MATERIALS PROVIDED |
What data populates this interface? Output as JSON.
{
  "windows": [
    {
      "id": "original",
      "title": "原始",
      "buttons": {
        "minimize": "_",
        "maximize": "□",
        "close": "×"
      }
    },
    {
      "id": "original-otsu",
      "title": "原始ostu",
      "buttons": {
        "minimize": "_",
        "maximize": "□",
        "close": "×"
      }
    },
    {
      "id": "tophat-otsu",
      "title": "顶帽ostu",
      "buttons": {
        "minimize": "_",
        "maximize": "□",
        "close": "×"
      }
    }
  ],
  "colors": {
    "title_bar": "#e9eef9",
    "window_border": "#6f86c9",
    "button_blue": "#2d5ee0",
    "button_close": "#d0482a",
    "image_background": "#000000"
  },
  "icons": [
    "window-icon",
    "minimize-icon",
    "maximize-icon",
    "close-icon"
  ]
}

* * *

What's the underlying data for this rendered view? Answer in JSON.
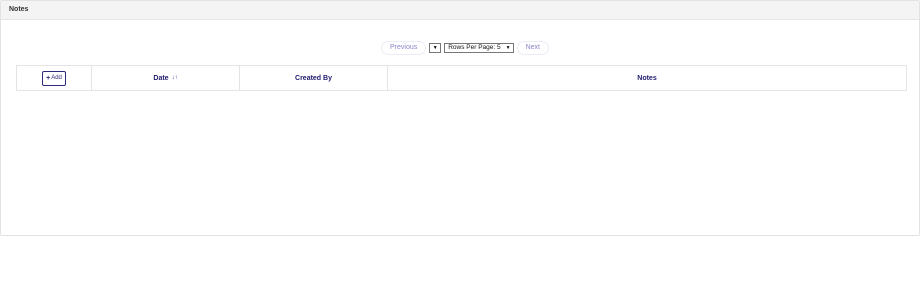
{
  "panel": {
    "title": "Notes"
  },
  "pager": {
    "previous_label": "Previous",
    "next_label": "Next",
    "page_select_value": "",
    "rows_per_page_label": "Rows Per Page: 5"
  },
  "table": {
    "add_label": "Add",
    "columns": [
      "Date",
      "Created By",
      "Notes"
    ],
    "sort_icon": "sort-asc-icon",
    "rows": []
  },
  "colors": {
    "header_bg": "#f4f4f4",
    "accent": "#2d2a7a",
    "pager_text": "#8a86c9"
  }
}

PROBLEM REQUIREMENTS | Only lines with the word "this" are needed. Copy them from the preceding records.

SOLVED PROBLEM |
What data populates this interface? Output as JSON.
What's the underlying data for this rendered view? Answer in JSON.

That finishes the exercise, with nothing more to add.